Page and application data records
+--

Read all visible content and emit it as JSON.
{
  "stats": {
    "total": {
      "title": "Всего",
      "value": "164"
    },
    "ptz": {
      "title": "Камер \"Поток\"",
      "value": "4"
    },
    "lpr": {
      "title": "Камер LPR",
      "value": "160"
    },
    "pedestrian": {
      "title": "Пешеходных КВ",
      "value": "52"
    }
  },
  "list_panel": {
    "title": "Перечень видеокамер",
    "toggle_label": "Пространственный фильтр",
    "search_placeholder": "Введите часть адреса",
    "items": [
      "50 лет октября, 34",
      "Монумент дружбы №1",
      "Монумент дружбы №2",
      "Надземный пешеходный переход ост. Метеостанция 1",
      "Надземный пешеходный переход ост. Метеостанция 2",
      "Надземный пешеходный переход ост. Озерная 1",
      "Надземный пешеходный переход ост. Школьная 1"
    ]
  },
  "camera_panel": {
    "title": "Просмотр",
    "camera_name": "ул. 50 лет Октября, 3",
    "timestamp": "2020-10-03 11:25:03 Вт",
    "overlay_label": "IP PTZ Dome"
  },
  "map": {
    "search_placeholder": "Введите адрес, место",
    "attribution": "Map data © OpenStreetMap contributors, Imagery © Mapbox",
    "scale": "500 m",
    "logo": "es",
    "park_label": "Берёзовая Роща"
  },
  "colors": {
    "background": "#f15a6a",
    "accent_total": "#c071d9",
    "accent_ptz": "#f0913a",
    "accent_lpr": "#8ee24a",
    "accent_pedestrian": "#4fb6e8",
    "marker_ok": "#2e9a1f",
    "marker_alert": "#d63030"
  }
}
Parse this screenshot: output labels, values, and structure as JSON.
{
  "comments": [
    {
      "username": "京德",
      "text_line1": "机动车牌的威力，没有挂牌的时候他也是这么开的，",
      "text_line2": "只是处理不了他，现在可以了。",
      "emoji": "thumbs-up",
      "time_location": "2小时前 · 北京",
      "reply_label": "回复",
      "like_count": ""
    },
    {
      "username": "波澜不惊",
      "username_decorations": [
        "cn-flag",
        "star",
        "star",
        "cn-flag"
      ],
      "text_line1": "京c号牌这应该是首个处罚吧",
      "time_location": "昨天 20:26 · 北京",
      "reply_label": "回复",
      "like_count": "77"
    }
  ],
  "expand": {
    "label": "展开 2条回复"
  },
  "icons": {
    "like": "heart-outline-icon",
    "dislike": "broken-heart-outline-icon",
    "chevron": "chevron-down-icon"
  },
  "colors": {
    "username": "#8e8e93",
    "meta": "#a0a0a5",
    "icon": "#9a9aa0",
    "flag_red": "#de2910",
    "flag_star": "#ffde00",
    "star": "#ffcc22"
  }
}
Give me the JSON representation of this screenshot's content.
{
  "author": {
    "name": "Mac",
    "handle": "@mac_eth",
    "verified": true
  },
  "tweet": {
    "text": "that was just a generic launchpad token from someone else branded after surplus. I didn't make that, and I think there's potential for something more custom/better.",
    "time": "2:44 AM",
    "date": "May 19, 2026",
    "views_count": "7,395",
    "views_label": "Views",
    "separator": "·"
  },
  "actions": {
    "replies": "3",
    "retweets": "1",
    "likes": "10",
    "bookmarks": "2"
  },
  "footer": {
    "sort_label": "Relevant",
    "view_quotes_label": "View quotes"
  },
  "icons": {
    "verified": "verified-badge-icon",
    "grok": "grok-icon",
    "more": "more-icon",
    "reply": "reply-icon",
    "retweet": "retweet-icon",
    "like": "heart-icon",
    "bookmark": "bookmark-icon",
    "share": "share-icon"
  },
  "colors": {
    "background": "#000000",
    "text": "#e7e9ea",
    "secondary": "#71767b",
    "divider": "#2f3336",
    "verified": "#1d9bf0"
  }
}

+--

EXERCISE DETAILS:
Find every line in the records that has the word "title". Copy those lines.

ANSWER TO THIS TASK:
      "title": "Всего",
      "title": "Камер \"Поток\"",
      "title": "Камер LPR",
      "title": "Пешеходных КВ",
    "title": "Перечень видеокамер",
    "title": "Просмотр",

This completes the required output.